After thorough consideration of these precedents, the Court was persuaded that Arabian and Falcon were correct, and thus found that subject matter jurisdiction no longer existed in this case. The Court, however, agreed with Genenbacher to the extent that it elected not to analyze the CAFA amendments to 28 U.S.C. § 1332 in a vacuum, but instead in light of courts’, and more importantly, Congress’ understanding and interpretation of diversity jurisdiction.

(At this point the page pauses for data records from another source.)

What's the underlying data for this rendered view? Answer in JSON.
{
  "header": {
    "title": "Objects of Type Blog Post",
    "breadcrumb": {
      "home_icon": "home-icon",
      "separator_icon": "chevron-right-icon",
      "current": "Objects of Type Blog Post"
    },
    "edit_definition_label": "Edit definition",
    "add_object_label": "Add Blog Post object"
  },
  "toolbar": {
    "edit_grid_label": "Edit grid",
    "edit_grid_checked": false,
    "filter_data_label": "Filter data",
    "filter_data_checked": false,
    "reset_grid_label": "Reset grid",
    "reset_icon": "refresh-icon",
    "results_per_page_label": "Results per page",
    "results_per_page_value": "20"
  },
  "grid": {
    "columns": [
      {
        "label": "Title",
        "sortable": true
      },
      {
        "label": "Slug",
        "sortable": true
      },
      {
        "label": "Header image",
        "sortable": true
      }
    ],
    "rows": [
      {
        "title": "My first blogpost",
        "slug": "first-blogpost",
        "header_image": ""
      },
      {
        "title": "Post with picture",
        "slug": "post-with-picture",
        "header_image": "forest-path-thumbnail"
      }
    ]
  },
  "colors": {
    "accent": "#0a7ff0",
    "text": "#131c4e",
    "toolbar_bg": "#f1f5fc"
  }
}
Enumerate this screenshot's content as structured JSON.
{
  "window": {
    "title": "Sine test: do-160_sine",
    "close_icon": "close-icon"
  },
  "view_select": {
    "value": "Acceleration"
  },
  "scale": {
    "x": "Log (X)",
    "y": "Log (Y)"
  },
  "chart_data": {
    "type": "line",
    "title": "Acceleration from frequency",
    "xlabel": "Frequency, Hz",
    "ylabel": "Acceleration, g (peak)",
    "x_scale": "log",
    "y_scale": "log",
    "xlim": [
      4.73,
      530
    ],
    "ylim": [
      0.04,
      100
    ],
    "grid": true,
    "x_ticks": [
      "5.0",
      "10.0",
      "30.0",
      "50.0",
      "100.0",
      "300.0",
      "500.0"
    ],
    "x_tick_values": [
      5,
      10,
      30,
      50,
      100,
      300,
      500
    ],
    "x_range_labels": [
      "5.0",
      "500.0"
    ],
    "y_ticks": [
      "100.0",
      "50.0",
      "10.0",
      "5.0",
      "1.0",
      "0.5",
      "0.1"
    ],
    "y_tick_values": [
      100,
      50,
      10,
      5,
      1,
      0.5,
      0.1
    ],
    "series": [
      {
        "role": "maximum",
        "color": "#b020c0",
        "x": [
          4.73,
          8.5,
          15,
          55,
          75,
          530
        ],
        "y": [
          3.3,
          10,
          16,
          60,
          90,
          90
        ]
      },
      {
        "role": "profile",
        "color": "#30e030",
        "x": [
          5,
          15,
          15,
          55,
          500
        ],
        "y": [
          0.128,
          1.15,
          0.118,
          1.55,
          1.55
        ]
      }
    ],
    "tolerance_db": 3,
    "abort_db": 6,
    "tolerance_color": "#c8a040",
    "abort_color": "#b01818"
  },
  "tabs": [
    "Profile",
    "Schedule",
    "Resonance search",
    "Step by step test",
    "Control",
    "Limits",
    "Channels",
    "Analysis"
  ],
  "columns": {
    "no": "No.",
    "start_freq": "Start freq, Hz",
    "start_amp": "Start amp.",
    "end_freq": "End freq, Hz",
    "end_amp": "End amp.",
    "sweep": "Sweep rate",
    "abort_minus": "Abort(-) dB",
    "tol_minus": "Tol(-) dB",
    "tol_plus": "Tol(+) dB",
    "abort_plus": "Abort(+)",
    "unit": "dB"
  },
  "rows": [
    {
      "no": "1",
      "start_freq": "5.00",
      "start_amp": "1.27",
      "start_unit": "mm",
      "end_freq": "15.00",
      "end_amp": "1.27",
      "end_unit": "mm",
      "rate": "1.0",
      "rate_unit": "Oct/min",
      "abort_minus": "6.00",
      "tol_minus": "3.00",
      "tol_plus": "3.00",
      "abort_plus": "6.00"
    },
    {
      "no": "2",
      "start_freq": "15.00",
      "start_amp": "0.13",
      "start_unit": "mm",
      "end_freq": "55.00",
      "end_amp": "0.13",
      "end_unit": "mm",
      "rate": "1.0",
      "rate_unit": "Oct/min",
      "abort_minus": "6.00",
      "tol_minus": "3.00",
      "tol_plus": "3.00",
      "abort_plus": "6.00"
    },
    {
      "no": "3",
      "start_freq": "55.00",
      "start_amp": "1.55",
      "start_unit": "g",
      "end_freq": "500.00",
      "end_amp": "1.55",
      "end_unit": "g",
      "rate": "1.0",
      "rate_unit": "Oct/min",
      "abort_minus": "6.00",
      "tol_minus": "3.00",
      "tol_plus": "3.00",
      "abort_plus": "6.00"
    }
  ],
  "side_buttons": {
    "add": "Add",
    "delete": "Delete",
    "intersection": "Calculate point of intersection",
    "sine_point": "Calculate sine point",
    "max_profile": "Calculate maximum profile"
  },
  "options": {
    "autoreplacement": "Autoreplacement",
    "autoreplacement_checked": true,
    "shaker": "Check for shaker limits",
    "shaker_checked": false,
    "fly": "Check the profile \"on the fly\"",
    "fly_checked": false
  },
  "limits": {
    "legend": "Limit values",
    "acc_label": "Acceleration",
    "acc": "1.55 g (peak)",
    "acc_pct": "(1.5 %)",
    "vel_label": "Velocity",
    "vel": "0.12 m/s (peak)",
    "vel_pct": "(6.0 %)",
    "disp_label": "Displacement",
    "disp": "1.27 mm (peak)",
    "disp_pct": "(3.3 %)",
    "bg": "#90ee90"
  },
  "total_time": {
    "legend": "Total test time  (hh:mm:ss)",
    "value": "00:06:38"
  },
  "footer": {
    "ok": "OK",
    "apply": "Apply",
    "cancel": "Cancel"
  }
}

The Court stated that the plain language of the statute was obviously the crucial factor of the analysis. Section § 1332(d)(1)(B) defines “class action” as, “any civil action filed under Rule 23. . . .” Thus, Congress did not explicitly require certification in order for the case to proceed, and instead required only that the case meet the definition of “class action.” In reference to the residency requirement, the statute speaks of “any member of a class,” and presumably, there can be no class members before the class has been certified. However, neither a “class action” nor “members of a class” are likely to exist at the time a case is filed or removed. Thus, Congress could not have not intended these to be “facts” necessary to establish jurisdiction, because they would not be facts at the time the case began in federal court. Instead, the statute requires there to be class allegations, the propriety of which will later be evaluated by the court through the certification process.
Therefore, the Court observed that whether a class exists–is not a “jurisdictional fact” within the meaning of St. Paul Mercury Indem. Co., it is a legal conclusion that the district court must reach in order for jurisdiction to properly exist in the first place. The jurisdictional facts of a CAFA case are the minimum diversity and the $5,000,000 amount in controversy requirements; facts that are analogous to the complete diversity and $75,000 amount in controversy requirements of general diversity jurisdiction, and facts that, if changed, would not alone destroy jurisdiction. The existence of a class is not, however, comparable.
Because the plaintiffs could no longer amend their complaint to allege a proper class, there was no possibility the plaintiffs would obtain certification, and jurisdiction under CAFA no longer existed